“Yes, but then you might not win it. Not really good for either of us.”

“Yeah, that’s true. What do you think?”

“I’ve no idea. It’s your call. We’ll adjust the premium accordingly but don’t want to undercook it though or we’ll conclude you’re underinsured and you’ll get only the indemnity value.”

“What’s indemnity value?”

“Bugger all.”

You get the gist. It’s not easy. It’s a slightly fallacious presumption because fire insurance presumes exactly that, total destruction, but there is a standard expectation that most new code-compliant buildings or partially constructed works, will withstand a reasonable earthquake without total destruction.

This is slightly off topic as the main point is, it is not unforeseeable.

And now we’ve had a pandemic.

That too is no longer unforeseeable (if it ever thus was) there have been plenty in the past and the problem with contracts is, whilst they envisage and state the events that ought to be covered and those which may reasonably be classified as force majeure, they patently fail to assess the consequences of tose  events.

Who could have foreseen a four week lockdown being the consequence of a pandemic? What insurance cover could possibly have catered for the natural ramifications of that which included a change in law.

Insurers have no greater crystal-ball gazing ability than the rest of us and talk of future contracts attempting to cater for similar events is short sighted.

All that said, how are we faring? Well, that depends on where you are but in NZ the government has implemented some key measures that undoubtedly have helped to sustain the construction and property industry here.

The wage subsidy obviously helps. The Reserve Bank mandated low interest rates (2.5% ish is not uncommon) has had a huge impact on the housing market.

Returning Kiwis (safe haven) are buoying house sales, the loss of jobs sadly buoys the investment property market and quantitative easing, oils the wheels of loss of tax revenue.

In typical Keynsian economics’ fashion, the government is seeking to spend its way around any possible recession, it being too early to tell if that will work but it does generate jobs and stimulate the economy.

Despite the government advice that LVRs will be lowered, that is not a reality that has materialised and frankly if it wasn’t for private equity and finance, property development would be a dinosaur. Stress testing loan applications at around 300% of the actual lending rate is ludicrous and banks have become as risk averse an F1 driver racing blind!

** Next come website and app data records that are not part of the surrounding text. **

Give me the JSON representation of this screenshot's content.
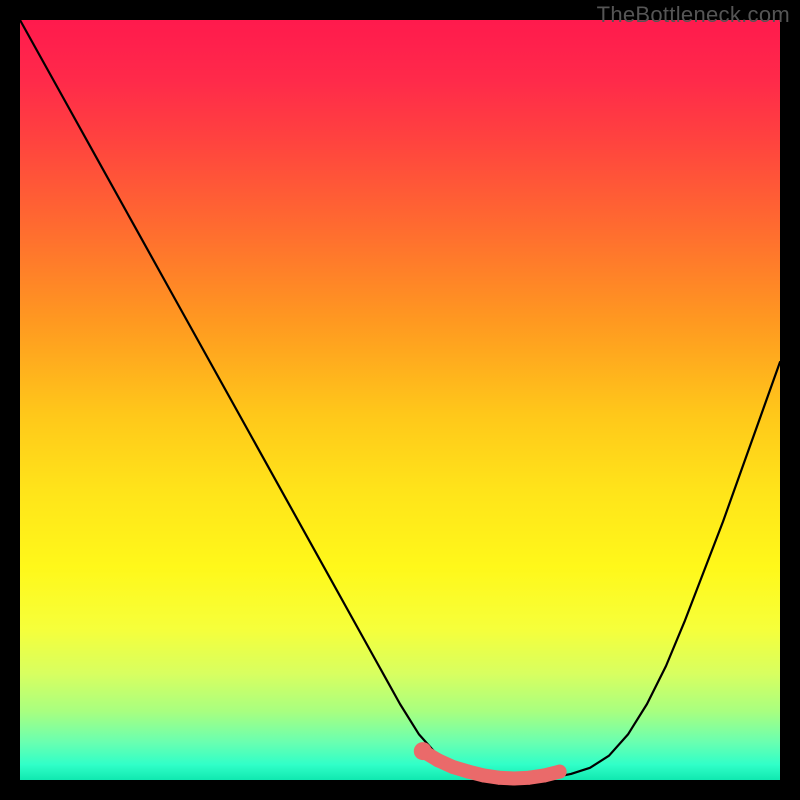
{
  "watermark": "TheBottleneck.com",
  "colors": {
    "frame_bg": "#000000",
    "curve_stroke": "#000000",
    "marker_fill": "#ea6a6a",
    "marker_stroke": "#c94f4f"
  },
  "chart_data": {
    "type": "line",
    "title": "",
    "xlabel": "",
    "ylabel": "",
    "xlim": [
      0,
      100
    ],
    "ylim": [
      0,
      100
    ],
    "grid": false,
    "series": [
      {
        "name": "bottleneck-curve",
        "x": [
          0,
          5,
          10,
          15,
          20,
          25,
          30,
          35,
          40,
          45,
          50,
          52.5,
          55,
          57.5,
          60,
          62.5,
          65,
          67.5,
          70,
          72.5,
          75,
          77.5,
          80,
          82.5,
          85,
          87.5,
          90,
          92.5,
          95,
          97.5,
          100
        ],
        "values": [
          100,
          91,
          82,
          73,
          64,
          55,
          46,
          37,
          28,
          19,
          10,
          6.0,
          3.2,
          1.6,
          0.8,
          0.3,
          0.1,
          0.1,
          0.3,
          0.8,
          1.6,
          3.2,
          6.0,
          10.0,
          15.0,
          21.0,
          27.5,
          34.0,
          41.0,
          48.0,
          55.0
        ]
      }
    ],
    "markers": {
      "name": "highlight-segment",
      "x": [
        53,
        55,
        57,
        59,
        61,
        63,
        65,
        67,
        69,
        71
      ],
      "values": [
        3.8,
        2.6,
        1.7,
        1.1,
        0.6,
        0.3,
        0.2,
        0.3,
        0.6,
        1.1
      ]
    }
  }
}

As part of the property investment and development fraternity (or sorority) here, it is clear we’ve come out of Covid relatively unscathed. Hospitality and tourism not so much and there is no doubt, those early, decisive measures, have helped.

How we fare in the future, well that remains to be seen. Who knows. . .   it’s a bit like trying to insure for an earthquake!

By Joe Colgan

Joe is a property developer currently active in the Auckland and Christchurch markets with extensive experience in townhouse and apartment developments.

He has a background in project management having worked on large scale developments in Abu Dhabi and Dubai (>$6Bn) coupled with heavy civil engineering experience on infrastructure, road and railway work in NZ, the UK and Saudi Arabia.  

He is a member of the Institution of Civil Engineers, a project management professional (PMP) and a post graduate diploma in engineering management.

He further has a post graduate diploma in construction law and contract and has significant ‘claims’ experience, providing legal training on contract law, the NEC form of contract and undertaken expert witness work on construction disputes and tenancy disputes.

Despite the disappointment he has heartily congratulated colleagues on Liverpool’s capture of the Premiership which is no mean feat for a Manchester United supporter.